As part of the festival programming, a forum was created which gathered local and international festival professionals. In a public roundtable discussion and internal workshop sessions, strategies towards a long-term impact of cultural work, as well as best-practices and their possible implementation in different geopolitical contexts were presented and discussed.

In terms of The HTMlles, we shared our concerns around the competitive context for festivals, the lack of appropriate resources, the expectation from funders to make money, and the pressure on human resources to produce a major festival almost from scratch every two years. The HTMlles was founded by Studio XX, a feminist artist-run centre focused on technological exploration, creation and critical reflection. From its origins in the 90s, as a gathering of women web artists who wanted to exchange IRL, The HTMlles became a more ambitious new media art festival of which the funding and organizational structure gradually detached itself from Studio XX (different grants and budgets from the operational funding of the centre; different staff hired on contract). These changes had their benefits (seemingly growth and development, artistic freedom) but also their limits or drawbacks, namely the exhaustion that came with building a new infrastructure for each edition. We realized that The HTMlles historically served as a catalyst for Studio XX in terms of experimentation, presentation and visibility. Namely, the previous edition implemented a new model that addressed competition and scarcity of resources: the festival partnered with other feminist artist-run centres as well as research centres in order to bring different feminist communities together but also to mutualize resources. However, these outcomes were short lived since the festival team was not permanent. Moreover, given overlapping responsibilities, tensions would systematically occur between the permanent and the contractual staff.

Following the collective reflection and skillsharing that took place during the work sessions of the forum in Montreal, we came up with a series of recommendations to make The HTMlles a more sustainable endeavour. Essentially, we proposed that the permanent team of Studio XX be responsible for organizing the festival in order to assure continuity and sustainable development. Given the systemic precarity of cultural workers, this would entail cutting down on other projects in order to integrate the festival into the workflow. We also identified which event formats and which partnerships were successful (both artistically and professionally) and therefore worth pursuing and fostering. The upcoming 12th edition was organized taking all our recommendations into consideration. We shall soon see the results and reassess the new strategies as the next edition takes place in November 2016.
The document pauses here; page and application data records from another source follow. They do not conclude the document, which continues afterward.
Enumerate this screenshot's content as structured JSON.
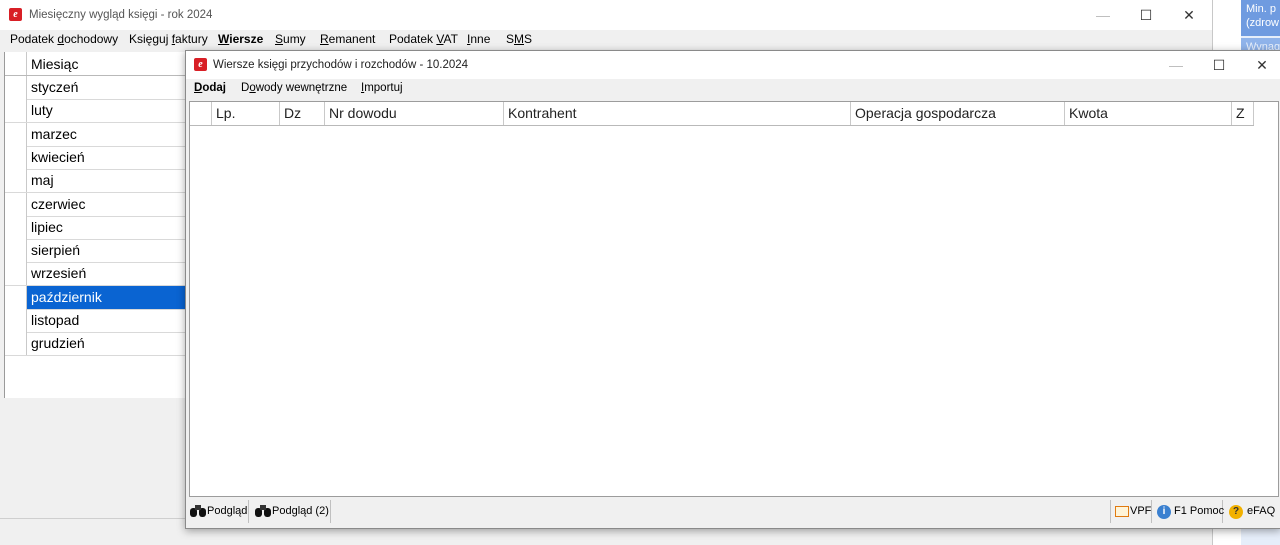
{
  "main_window": {
    "title": "Miesięczny wygląd księgi - rok 2024",
    "menu": [
      {
        "pre": "Podatek ",
        "u": "d",
        "post": "ochodowy"
      },
      {
        "pre": "Księguj ",
        "u": "f",
        "post": "aktury"
      },
      {
        "pre": "",
        "u": "W",
        "post": "iersze"
      },
      {
        "pre": "",
        "u": "S",
        "post": "umy"
      },
      {
        "pre": "",
        "u": "R",
        "post": "emanent"
      },
      {
        "pre": "Podatek ",
        "u": "V",
        "post": "AT"
      },
      {
        "pre": "",
        "u": "I",
        "post": "nne"
      },
      {
        "pre": "S",
        "u": "M",
        "post": "S"
      }
    ],
    "months_header": "Miesiąc",
    "months": [
      "styczeń",
      "luty",
      "marzec",
      "kwiecień",
      "maj",
      "czerwiec",
      "lipiec",
      "sierpień",
      "wrzesień",
      "październik",
      "listopad",
      "grudzień"
    ],
    "selected_month": "październik"
  },
  "right_strip": {
    "line1": "Min. p",
    "line2": "(zdrow",
    "line3": "Wynag"
  },
  "child_window": {
    "title": "Wiersze księgi przychodów i rozchodów - 10.2024",
    "menu": [
      {
        "pre": "",
        "u": "D",
        "post": "odaj",
        "bold": true
      },
      {
        "pre": "D",
        "u": "o",
        "post": "wody wewnętrzne",
        "bold": false
      },
      {
        "pre": "",
        "u": "I",
        "post": "mportuj",
        "bold": false
      }
    ],
    "columns": [
      "Lp.",
      "Dz",
      "Nr dowodu",
      "Kontrahent",
      "Operacja gospodarcza",
      "Kwota",
      "Z"
    ],
    "rows": [],
    "bottom_buttons": {
      "preview": "Podgląd",
      "preview2": "Podgląd (2)",
      "vpf": "VPF",
      "help": "F1 Pomoc",
      "efaq": "eFAQ"
    }
  },
  "colors": {
    "selection": "#0a64d2",
    "app_icon": "#d81f26"
  },
  "icons": [
    "app-logo-icon",
    "minimize-icon",
    "maximize-icon",
    "close-icon",
    "binoculars-icon",
    "vpf-icon",
    "info-icon",
    "question-icon"
  ]
}
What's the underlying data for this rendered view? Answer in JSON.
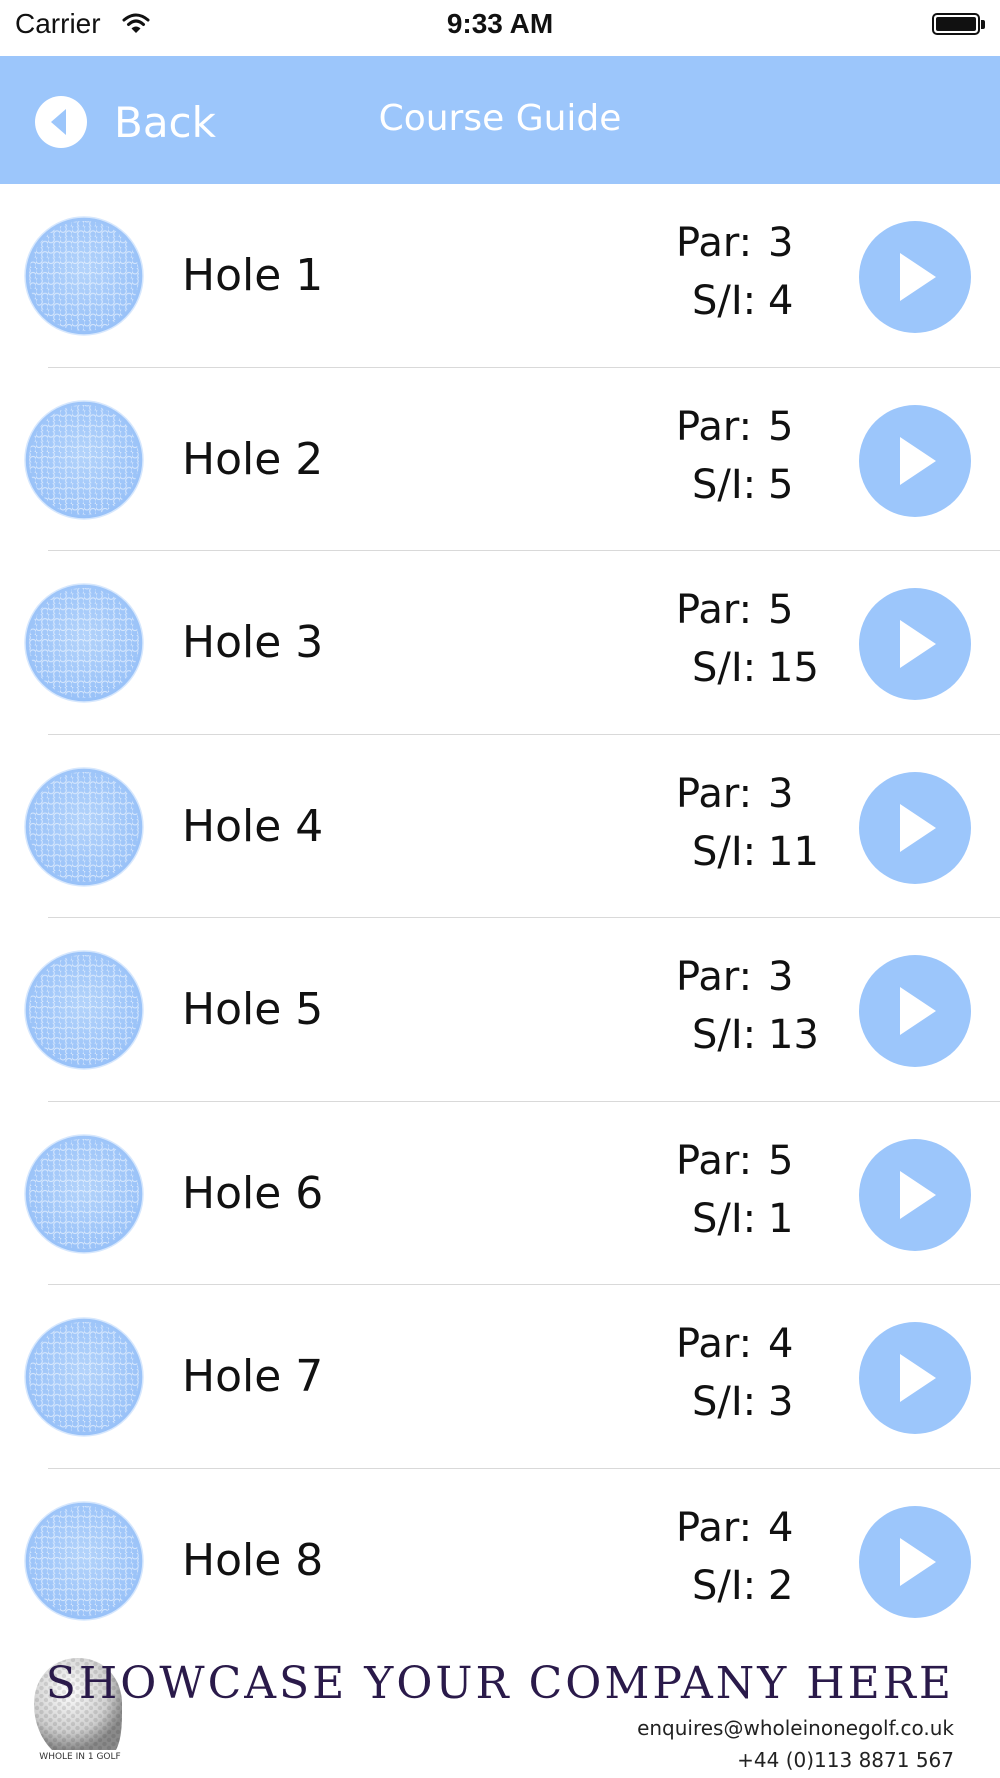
{
  "status_bar": {
    "carrier": "Carrier",
    "time": "9:33 AM"
  },
  "nav": {
    "back_label": "Back",
    "title": "Course Guide"
  },
  "labels": {
    "par": "Par:",
    "si": "S/I:"
  },
  "holes": [
    {
      "name": "Hole 1",
      "par": "3",
      "si": "4"
    },
    {
      "name": "Hole 2",
      "par": "5",
      "si": "5"
    },
    {
      "name": "Hole 3",
      "par": "5",
      "si": "15"
    },
    {
      "name": "Hole 4",
      "par": "3",
      "si": "11"
    },
    {
      "name": "Hole 5",
      "par": "3",
      "si": "13"
    },
    {
      "name": "Hole 6",
      "par": "5",
      "si": "1"
    },
    {
      "name": "Hole 7",
      "par": "4",
      "si": "3"
    },
    {
      "name": "Hole 8",
      "par": "4",
      "si": "2"
    }
  ],
  "footer": {
    "headline": "SHOWCASE YOUR COMPANY HERE",
    "email": "enquires@wholeinonegolf.co.uk",
    "phone": "+44 (0)113 8871 567",
    "logo_text": "WHOLE IN 1 GOLF"
  },
  "colors": {
    "accent": "#9cc6fb",
    "ball": "#a3c9fa",
    "text": "#111111"
  },
  "icons": {
    "back": "back-circle-icon",
    "ball": "golf-ball-icon",
    "play": "play-icon"
  }
}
About the Online Publication

The first forum which took place during The HTMlles 11, in 2014 in Montreal, sparked an interest in continuing the exchange while opening it up to additional professionals working and experimenting with new formats. A second forum took place one year later during the CYNETART festival in Dresden 2015, bringing in more critical voices and personal perspectives.

CYNETART 2015 | TMA Hellerau, Festspielhaus Hellgrau. Photo: © David Pinzer, David Pinzer Fotografie, http:// www.david-pinzer.de

CYNETART 2015 | TMA Hellerau, Festspielhaus Hellgrau. Photo: © David Pinzer, David Pinzer Fotografie, http://www.david-pinzer.de

This online publication seeks to shed light on the topic of “festival sustainability” following a very hands-on approach. Festival organizers, curators and independent cultural workers share their daily-work experiences and ideas to develop sustainable structures in the areas of funding, organization, community outreach and socio-political context. Acknowledging that festivals run on different models, grassroots collectives were invited along with more institutionalized organizations to share their approaches towards sustainable cultural work.

Although not everyone who participated in the meetings contributed to this present publication; many of the thoughts and ideas that have been expressed in a formal or informal way found their way into it. While focusing on festivals, the texts can be seen as part of a larger discussion around cultural sustainability, hopefully encouraging more engaging future debates.